New York Attorney General Eric Schneiderman won a major decision against developer Yair Levy, as a state Supreme Court judge upheld a 2011 decision that bans the developer from selling condos and co-ops statewide and requires him to pay $7.4 million for having raided the reserve fund at the Rector Square condominium.
Levy had sought to dismiss a June 2011 ruling by Judge Joan Lobis. Levy was found to have spent millions from the 304-unit Battery Park City condo conversion’s fund on personal and family expenses.
After Levy defaulted on the mortgage loan with Anglo Irish Bank, the senior lender filed to foreclose on the building, and sold the debt for $82 million to Related Cos., which agreed to replenish part of the building’s reserve fund and re-launch a new luxury condo building this fall under the name 225 Rector.
“In seeking to vacate or modify the judgment, respondents argue that they are entitled to a reduction in the judgment by the amount of any money that [Related] is required to deposit into the reserve fund,” Lobis wrote in the decision released today.

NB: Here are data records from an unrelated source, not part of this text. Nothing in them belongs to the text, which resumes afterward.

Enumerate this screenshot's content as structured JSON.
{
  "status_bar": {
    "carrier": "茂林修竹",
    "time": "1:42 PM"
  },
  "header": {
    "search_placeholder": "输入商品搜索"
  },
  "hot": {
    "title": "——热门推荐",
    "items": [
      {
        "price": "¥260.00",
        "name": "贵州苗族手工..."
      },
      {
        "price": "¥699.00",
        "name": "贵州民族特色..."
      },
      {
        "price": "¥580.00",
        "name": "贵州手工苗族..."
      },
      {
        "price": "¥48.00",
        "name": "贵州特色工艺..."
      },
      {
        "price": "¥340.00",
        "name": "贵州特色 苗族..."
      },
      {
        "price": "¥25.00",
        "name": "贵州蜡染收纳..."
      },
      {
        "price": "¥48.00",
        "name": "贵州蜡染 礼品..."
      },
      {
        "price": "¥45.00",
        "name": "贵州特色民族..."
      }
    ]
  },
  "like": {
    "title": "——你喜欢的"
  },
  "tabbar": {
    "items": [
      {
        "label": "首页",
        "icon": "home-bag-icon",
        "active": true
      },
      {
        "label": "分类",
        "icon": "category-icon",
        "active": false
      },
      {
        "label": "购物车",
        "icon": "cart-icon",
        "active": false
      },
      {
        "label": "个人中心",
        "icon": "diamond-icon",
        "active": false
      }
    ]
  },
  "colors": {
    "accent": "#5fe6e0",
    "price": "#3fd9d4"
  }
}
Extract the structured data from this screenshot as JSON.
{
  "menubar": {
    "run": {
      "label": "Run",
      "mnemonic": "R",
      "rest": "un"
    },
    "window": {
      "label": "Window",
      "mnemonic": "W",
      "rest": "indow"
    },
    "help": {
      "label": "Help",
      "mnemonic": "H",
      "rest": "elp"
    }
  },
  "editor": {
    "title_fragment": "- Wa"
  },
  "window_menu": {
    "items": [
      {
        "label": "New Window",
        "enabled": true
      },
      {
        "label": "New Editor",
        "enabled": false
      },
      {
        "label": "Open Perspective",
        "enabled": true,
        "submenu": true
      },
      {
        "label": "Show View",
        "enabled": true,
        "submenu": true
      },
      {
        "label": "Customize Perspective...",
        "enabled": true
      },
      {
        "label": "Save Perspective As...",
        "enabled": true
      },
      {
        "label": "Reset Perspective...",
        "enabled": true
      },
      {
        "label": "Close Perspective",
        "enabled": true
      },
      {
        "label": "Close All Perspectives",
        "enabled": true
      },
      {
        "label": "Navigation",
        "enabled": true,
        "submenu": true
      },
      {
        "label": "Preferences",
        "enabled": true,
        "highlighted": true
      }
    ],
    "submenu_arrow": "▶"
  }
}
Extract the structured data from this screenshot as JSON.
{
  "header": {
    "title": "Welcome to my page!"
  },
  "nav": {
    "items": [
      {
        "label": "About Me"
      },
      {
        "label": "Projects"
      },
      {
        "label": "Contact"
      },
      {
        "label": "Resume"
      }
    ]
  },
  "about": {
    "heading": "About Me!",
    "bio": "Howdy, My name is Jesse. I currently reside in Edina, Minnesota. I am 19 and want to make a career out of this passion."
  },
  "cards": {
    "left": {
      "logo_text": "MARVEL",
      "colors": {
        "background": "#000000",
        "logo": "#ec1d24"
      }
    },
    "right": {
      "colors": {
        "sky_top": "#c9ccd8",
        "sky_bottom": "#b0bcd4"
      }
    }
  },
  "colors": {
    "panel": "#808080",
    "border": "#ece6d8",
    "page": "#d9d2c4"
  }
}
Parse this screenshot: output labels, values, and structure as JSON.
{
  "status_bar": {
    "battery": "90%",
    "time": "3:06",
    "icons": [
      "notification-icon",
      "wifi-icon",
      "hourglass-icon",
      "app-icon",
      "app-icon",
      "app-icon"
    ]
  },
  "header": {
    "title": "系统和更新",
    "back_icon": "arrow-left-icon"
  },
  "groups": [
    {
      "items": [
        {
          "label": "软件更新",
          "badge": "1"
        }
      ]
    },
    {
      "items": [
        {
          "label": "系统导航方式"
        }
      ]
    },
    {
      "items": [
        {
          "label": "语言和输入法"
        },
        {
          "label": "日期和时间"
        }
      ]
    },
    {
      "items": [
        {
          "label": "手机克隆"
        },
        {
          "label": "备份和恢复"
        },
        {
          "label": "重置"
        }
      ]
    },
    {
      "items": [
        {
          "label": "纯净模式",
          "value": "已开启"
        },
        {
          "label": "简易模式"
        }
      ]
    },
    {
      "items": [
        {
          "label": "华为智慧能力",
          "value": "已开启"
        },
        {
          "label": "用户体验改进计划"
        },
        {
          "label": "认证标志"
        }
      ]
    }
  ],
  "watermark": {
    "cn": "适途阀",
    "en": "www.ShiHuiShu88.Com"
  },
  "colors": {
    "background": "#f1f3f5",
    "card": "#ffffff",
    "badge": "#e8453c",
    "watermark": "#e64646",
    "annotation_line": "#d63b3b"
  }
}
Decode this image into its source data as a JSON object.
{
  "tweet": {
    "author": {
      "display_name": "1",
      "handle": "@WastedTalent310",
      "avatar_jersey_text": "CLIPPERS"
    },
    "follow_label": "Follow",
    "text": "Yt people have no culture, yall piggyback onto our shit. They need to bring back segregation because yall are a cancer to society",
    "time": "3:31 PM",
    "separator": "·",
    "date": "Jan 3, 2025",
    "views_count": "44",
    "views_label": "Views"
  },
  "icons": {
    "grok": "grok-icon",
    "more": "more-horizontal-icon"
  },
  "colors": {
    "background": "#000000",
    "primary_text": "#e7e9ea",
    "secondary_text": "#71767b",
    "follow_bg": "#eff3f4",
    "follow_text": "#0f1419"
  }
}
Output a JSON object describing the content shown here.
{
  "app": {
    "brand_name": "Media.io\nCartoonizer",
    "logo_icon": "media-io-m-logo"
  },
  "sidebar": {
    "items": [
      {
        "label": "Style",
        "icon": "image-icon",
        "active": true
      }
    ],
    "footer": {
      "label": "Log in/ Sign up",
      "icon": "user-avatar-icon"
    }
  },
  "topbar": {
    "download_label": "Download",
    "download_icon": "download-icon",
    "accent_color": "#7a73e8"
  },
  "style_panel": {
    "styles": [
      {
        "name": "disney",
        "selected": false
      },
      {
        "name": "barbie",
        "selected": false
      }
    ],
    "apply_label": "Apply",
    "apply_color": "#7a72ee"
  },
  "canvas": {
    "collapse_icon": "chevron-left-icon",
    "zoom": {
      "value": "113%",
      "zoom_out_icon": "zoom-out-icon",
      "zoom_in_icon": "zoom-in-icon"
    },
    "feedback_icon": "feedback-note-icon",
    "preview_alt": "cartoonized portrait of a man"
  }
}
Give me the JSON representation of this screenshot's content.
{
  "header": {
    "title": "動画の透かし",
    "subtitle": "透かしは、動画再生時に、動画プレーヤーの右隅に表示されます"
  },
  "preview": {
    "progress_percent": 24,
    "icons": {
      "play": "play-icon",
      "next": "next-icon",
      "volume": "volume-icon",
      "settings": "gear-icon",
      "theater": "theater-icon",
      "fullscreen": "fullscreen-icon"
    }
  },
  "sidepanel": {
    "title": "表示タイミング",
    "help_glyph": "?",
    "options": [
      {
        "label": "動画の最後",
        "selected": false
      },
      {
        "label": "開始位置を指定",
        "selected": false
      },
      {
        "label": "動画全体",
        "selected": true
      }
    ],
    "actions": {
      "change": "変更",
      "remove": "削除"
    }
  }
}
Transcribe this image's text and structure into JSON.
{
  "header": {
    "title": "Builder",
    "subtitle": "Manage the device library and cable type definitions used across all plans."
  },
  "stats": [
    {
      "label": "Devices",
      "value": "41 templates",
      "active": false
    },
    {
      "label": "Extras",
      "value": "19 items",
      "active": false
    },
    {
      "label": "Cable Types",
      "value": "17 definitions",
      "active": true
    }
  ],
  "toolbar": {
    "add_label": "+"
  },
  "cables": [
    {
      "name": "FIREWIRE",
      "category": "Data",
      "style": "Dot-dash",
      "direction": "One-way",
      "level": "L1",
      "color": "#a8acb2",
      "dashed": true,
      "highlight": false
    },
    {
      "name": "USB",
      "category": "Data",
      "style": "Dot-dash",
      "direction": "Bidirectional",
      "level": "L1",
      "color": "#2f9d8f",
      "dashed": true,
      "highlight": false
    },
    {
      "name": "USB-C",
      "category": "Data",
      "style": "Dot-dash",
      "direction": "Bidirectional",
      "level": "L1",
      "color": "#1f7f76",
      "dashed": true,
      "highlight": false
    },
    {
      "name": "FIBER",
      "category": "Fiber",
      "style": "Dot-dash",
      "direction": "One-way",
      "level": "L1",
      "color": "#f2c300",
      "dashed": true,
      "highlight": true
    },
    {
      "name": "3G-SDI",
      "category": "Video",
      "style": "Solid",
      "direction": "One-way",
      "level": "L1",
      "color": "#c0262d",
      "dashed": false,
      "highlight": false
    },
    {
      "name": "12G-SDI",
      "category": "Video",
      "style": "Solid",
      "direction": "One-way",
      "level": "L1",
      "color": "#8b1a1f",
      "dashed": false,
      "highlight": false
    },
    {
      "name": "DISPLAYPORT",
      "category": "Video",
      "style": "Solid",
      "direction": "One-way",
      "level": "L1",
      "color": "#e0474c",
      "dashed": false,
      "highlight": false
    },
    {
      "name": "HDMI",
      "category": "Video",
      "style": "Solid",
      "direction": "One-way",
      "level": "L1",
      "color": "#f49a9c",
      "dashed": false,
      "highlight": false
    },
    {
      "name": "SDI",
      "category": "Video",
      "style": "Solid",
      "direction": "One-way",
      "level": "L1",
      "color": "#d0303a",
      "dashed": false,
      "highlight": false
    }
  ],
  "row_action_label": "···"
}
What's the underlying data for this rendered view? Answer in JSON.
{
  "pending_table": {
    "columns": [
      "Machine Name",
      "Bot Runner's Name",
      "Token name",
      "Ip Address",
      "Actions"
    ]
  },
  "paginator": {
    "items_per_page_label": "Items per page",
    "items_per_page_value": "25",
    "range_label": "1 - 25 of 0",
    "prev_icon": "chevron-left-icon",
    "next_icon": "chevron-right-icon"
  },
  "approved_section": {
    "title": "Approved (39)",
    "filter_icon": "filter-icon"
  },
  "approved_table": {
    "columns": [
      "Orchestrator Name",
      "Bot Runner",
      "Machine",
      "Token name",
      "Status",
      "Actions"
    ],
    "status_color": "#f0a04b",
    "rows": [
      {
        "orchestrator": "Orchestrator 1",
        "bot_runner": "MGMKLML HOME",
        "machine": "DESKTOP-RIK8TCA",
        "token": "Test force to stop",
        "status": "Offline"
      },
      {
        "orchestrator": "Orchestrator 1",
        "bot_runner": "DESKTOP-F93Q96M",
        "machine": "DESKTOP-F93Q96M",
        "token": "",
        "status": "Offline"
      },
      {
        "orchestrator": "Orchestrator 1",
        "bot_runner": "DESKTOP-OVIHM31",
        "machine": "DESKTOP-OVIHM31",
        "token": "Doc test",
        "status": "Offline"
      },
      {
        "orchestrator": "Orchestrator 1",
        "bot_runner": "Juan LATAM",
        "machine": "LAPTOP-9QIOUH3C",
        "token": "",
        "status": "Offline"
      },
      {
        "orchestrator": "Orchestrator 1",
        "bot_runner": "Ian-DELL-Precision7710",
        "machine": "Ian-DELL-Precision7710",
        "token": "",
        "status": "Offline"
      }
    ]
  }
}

Schneiderman’s office responded by saying Levy’s motion was just an attempt offset a legally enforceable judgment by the court. In New York State, a percentage of every apartment sale must be placed into a reserve fund to pay for major repairs, such as a damaged roof or broken boiler. The reserve funds are held in an escrow account, and cannot be spent on other items by the developer or any other individuals.
“With today’s decision, Yair Levy is out of business,” Schneiderman said in a statement, “and tenants and homebuyers are more secure without this predator in the marketplace.”
Lawyers for the unit owners said they were pleased that the earlier decisions were upheld.
“The unit owners are pleased that the court reaffirmed its prior decision that a developer who raids the finances of a building and fails to comply with the terms he promises to the unit owners will be held fully accountable,” said Marc Held, a partner at Lazarowitz & Manganillo, which represents the unit owners.
Levy and others involved in the Rector Square conversion were hit with a $100 million fraud suit by the unit owners, who alleged the former rental building was developed using substandard materials, and that Levy sold numerous apartments to an Italian university as student housing and allowed an extended-stay hotel firm rent out apartments for transient guests.
Levy told The Real Deal that he was in meetings and could not immediately comment. Rex Whitehorn, an attorney for Levy, was in meetings and could not immediately comment.